▼▼▼

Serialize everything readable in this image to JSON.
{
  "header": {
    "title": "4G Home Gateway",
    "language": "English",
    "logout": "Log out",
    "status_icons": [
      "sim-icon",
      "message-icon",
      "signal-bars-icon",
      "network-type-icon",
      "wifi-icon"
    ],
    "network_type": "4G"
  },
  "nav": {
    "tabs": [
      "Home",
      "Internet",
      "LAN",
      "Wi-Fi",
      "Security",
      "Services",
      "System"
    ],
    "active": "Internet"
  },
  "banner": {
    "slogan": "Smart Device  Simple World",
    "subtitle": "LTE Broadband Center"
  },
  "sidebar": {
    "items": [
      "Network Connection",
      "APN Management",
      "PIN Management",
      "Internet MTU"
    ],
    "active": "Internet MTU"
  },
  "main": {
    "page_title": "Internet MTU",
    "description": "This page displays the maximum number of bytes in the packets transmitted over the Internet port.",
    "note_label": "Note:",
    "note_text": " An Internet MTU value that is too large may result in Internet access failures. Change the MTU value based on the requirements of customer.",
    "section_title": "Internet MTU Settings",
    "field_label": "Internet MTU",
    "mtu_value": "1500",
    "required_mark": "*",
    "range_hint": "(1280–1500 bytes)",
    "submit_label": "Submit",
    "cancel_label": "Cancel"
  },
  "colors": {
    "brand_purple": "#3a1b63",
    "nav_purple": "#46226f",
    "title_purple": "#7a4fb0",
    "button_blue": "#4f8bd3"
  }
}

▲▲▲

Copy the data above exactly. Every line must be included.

Serialize everything readable in this image to JSON.
{
  "header": {
    "title": "4G Home Gateway",
    "language": "English",
    "logout": "Log out",
    "status_icons": [
      "sim-icon",
      "message-icon",
      "signal-bars-icon",
      "network-type-icon",
      "wifi-icon"
    ],
    "network_type": "4G"
  },
  "nav": {
    "tabs": [
      "Home",
      "Internet",
      "LAN",
      "Wi-Fi",
      "Security",
      "Services",
      "System"
    ],
    "active": "Internet"
  },
  "banner": {
    "slogan": "Smart Device  Simple World",
    "subtitle": "LTE Broadband Center"
  },
  "sidebar": {
    "items": [
      "Network Connection",
      "APN Management",
      "PIN Management",
      "Internet MTU"
    ],
    "active": "Internet MTU"
  },
  "main": {
    "page_title": "Internet MTU",
    "description": "This page displays the maximum number of bytes in the packets transmitted over the Internet port.",
    "note_label": "Note:",
    "note_text": " An Internet MTU value that is too large may result in Internet access failures. Change the MTU value based on the requirements of customer.",
    "section_title": "Internet MTU Settings",
    "field_label": "Internet MTU",
    "mtu_value": "1500",
    "required_mark": "*",
    "range_hint": "(1280–1500 bytes)",
    "submit_label": "Submit",
    "cancel_label": "Cancel"
  },
  "colors": {
    "brand_purple": "#3a1b63",
    "nav_purple": "#46226f",
    "title_purple": "#7a4fb0",
    "button_blue": "#4f8bd3"
  }
}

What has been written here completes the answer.